▸ **Work item**: Could you restate the entries below word for word?

▸ **Records provided**:

· · ·

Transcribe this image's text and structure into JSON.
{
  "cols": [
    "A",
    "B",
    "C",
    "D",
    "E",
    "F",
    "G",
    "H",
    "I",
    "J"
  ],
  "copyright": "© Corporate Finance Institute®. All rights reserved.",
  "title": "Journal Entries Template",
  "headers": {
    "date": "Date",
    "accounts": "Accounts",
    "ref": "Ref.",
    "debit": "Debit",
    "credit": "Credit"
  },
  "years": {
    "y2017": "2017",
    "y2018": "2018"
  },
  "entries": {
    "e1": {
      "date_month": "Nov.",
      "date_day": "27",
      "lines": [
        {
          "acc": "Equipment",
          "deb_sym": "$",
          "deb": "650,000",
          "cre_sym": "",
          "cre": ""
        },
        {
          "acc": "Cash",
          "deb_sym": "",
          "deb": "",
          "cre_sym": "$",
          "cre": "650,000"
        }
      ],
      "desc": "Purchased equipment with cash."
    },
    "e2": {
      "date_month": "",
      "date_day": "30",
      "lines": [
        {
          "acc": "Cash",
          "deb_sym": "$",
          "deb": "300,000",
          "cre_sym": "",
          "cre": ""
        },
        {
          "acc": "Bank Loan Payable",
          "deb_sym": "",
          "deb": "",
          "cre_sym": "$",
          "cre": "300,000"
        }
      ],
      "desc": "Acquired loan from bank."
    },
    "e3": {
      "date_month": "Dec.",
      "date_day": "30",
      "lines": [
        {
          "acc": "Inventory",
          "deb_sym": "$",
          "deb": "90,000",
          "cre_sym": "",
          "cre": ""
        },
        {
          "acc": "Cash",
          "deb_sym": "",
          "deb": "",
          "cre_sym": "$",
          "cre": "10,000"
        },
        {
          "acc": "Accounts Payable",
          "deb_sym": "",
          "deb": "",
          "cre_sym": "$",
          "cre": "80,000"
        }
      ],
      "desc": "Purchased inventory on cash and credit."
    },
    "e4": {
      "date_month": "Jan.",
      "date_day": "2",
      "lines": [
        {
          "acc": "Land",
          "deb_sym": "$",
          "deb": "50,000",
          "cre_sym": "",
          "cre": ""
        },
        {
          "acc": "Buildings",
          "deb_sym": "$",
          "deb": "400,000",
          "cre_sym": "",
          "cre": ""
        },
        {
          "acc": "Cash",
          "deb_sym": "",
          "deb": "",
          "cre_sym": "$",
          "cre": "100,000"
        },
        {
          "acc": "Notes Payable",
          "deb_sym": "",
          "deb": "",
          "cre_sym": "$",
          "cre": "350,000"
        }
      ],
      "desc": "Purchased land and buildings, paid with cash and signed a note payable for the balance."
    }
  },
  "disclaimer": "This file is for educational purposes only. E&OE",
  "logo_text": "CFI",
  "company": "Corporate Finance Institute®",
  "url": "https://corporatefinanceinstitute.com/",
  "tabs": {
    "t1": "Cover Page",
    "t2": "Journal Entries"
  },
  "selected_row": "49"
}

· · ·

▸ **Result of the exercise**:
Transcribe this image's text and structure into JSON.
{
  "cols": [
    "A",
    "B",
    "C",
    "D",
    "E",
    "F",
    "G",
    "H",
    "I",
    "J"
  ],
  "copyright": "© Corporate Finance Institute®. All rights reserved.",
  "title": "Journal Entries Template",
  "headers": {
    "date": "Date",
    "accounts": "Accounts",
    "ref": "Ref.",
    "debit": "Debit",
    "credit": "Credit"
  },
  "years": {
    "y2017": "2017",
    "y2018": "2018"
  },
  "entries": {
    "e1": {
      "date_month": "Nov.",
      "date_day": "27",
      "lines": [
        {
          "acc": "Equipment",
          "deb_sym": "$",
          "deb": "650,000",
          "cre_sym": "",
          "cre": ""
        },
        {
          "acc": "Cash",
          "deb_sym": "",
          "deb": "",
          "cre_sym": "$",
          "cre": "650,000"
        }
      ],
      "desc": "Purchased equipment with cash."
    },
    "e2": {
      "date_month": "",
      "date_day": "30",
      "lines": [
        {
          "acc": "Cash",
          "deb_sym": "$",
          "deb": "300,000",
          "cre_sym": "",
          "cre": ""
        },
        {
          "acc": "Bank Loan Payable",
          "deb_sym": "",
          "deb": "",
          "cre_sym": "$",
          "cre": "300,000"
        }
      ],
      "desc": "Acquired loan from bank."
    },
    "e3": {
      "date_month": "Dec.",
      "date_day": "30",
      "lines": [
        {
          "acc": "Inventory",
          "deb_sym": "$",
          "deb": "90,000",
          "cre_sym": "",
          "cre": ""
        },
        {
          "acc": "Cash",
          "deb_sym": "",
          "deb": "",
          "cre_sym": "$",
          "cre": "10,000"
        },
        {
          "acc": "Accounts Payable",
          "deb_sym": "",
          "deb": "",
          "cre_sym": "$",
          "cre": "80,000"
        }
      ],
      "desc": "Purchased inventory on cash and credit."
    },
    "e4": {
      "date_month": "Jan.",
      "date_day": "2",
      "lines": [
        {
          "acc": "Land",
          "deb_sym": "$",
          "deb": "50,000",
          "cre_sym": "",
          "cre": ""
        },
        {
          "acc": "Buildings",
          "deb_sym": "$",
          "deb": "400,000",
          "cre_sym": "",
          "cre": ""
        },
        {
          "acc": "Cash",
          "deb_sym": "",
          "deb": "",
          "cre_sym": "$",
          "cre": "100,000"
        },
        {
          "acc": "Notes Payable",
          "deb_sym": "",
          "deb": "",
          "cre_sym": "$",
          "cre": "350,000"
        }
      ],
      "desc": "Purchased land and buildings, paid with cash and signed a note payable for the balance."
    }
  },
  "disclaimer": "This file is for educational purposes only. E&OE",
  "logo_text": "CFI",
  "company": "Corporate Finance Institute®",
  "url": "https://corporatefinanceinstitute.com/",
  "tabs": {
    "t1": "Cover Page",
    "t2": "Journal Entries"
  },
  "selected_row": "49"
}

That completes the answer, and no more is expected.